Material for this task.
· · · · ·

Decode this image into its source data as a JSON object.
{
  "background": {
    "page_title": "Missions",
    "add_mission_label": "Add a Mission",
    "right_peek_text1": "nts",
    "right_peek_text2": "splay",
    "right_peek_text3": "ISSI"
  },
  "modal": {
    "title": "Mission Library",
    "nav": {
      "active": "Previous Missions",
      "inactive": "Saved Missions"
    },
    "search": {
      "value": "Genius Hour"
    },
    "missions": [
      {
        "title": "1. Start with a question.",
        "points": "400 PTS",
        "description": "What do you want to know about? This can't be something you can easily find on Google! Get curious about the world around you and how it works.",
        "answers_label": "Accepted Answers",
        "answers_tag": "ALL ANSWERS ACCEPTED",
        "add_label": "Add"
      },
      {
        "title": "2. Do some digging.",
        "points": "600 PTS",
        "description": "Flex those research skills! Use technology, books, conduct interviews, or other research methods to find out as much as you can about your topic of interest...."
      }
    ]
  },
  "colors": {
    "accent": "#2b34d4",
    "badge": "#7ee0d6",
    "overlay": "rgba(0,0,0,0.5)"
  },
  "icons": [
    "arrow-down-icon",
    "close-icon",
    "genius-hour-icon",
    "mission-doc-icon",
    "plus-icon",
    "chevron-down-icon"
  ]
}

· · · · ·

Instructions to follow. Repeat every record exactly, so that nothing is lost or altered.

Exercise answer.
Decode this image into its source data as a JSON object.
{
  "background": {
    "page_title": "Missions",
    "add_mission_label": "Add a Mission",
    "right_peek_text1": "nts",
    "right_peek_text2": "splay",
    "right_peek_text3": "ISSI"
  },
  "modal": {
    "title": "Mission Library",
    "nav": {
      "active": "Previous Missions",
      "inactive": "Saved Missions"
    },
    "search": {
      "value": "Genius Hour"
    },
    "missions": [
      {
        "title": "1. Start with a question.",
        "points": "400 PTS",
        "description": "What do you want to know about? This can't be something you can easily find on Google! Get curious about the world around you and how it works.",
        "answers_label": "Accepted Answers",
        "answers_tag": "ALL ANSWERS ACCEPTED",
        "add_label": "Add"
      },
      {
        "title": "2. Do some digging.",
        "points": "600 PTS",
        "description": "Flex those research skills! Use technology, books, conduct interviews, or other research methods to find out as much as you can about your topic of interest...."
      }
    ]
  },
  "colors": {
    "accent": "#2b34d4",
    "badge": "#7ee0d6",
    "overlay": "rgba(0,0,0,0.5)"
  },
  "icons": [
    "arrow-down-icon",
    "close-icon",
    "genius-hour-icon",
    "mission-doc-icon",
    "plus-icon",
    "chevron-down-icon"
  ]
}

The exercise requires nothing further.